Ses influences musicales multiples, ont permis à Rex Orange County de créer un univers pop très élégant, teinté de jazz, de soul et de hip hop.
Cet album, c’est du Rex Orange County à l’état pur : il a écrit, enregistré et interprété presque tout lui-même, dans les Studios Strongrooms à Shoreditch, dans l’est de Londres. Ben Baptie, son ingénieur, associé, producteur et coéquipier, est quasiment la seule autre personne impliquée – à l’exception du bassiste légendaire Pino Palladino sur le pétillant « Face to Face », et de la petite amie musicienne de Rex qui chante une phrase au milieu du sobre et sincère « Never Had The Balls ».
Rex Orange County veut plutôt vivre sa vie en musique. Etre libre d’emmener son spectacle empreint d’émotions sur les routes, et voir le public souriant, mais aussi ému aux larmes. Ce sera réel, vrai, de vraies montagnes russes.

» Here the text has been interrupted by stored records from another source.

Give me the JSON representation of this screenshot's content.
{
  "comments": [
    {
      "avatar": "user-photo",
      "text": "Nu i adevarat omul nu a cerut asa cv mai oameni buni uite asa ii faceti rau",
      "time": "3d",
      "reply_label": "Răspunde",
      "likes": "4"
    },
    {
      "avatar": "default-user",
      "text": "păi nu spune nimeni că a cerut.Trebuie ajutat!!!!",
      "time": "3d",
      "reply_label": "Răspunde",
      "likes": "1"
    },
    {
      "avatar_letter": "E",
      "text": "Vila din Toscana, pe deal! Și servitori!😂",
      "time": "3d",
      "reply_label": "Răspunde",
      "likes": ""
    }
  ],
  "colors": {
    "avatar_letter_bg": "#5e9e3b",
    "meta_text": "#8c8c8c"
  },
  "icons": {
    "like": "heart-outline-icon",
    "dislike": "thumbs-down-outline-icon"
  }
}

Aged 18, he grew up on the outskirts of London in Haslemere, Surrey. Today his hometown acts as a retreat for when life in the capital gets too overwhelming. But while growing up, he wasn’t exactly surrounded by cultural hotspots. “Thank god for the Internet,” he sums up. As he grew older, music gradually took over his life. He always knew he’d shun the academic route (“the moment education becomes optional, I’m gonna take that different path”) and he only liked the teachers “who allowed me to be myself.” Being in a picturesque but culturally void town didn’t stop him from admiring fellow do-it-yourself producers Thundercat and Toro Y Moi, or falling in love with Frank Ocean’s ‘Channel ORANGE’. “If I could do anything close to that musically, then that’s it,” he beams.
It hasn’t taken long for Rex to find like-minded spirits. Through uploading ‘bcos u will never b free’ came connections to producers like Two Inch Punch and BadBadNotGood who got in touch after stumbling across Rex’s Bandcamp page. And none so perfect a collaborator came to the table than Tyler, the Creator who sent “the most illiterate email” to help reach out. “I couldn’t tell if it was definitely him. Was someone fucking with me? I was just not convinced.” After giving all his work to the internet it seemed to be returning the favour.
Pendulum-swinging between loved-up verses and rap refrains, Rex’s music refuses to be pigeonholed. “You don’t have to be perfectionist about stuff,” he claims. “Nothing has to be perfect. Why take it so seriously when anyone in the fucking world can make music? Make it obvious you did it.” If there’s one thing that defines his early material, it’s a personal stamp O’Connor applies at every opportunity. This is his personality epitomised, spilled out in multicolour.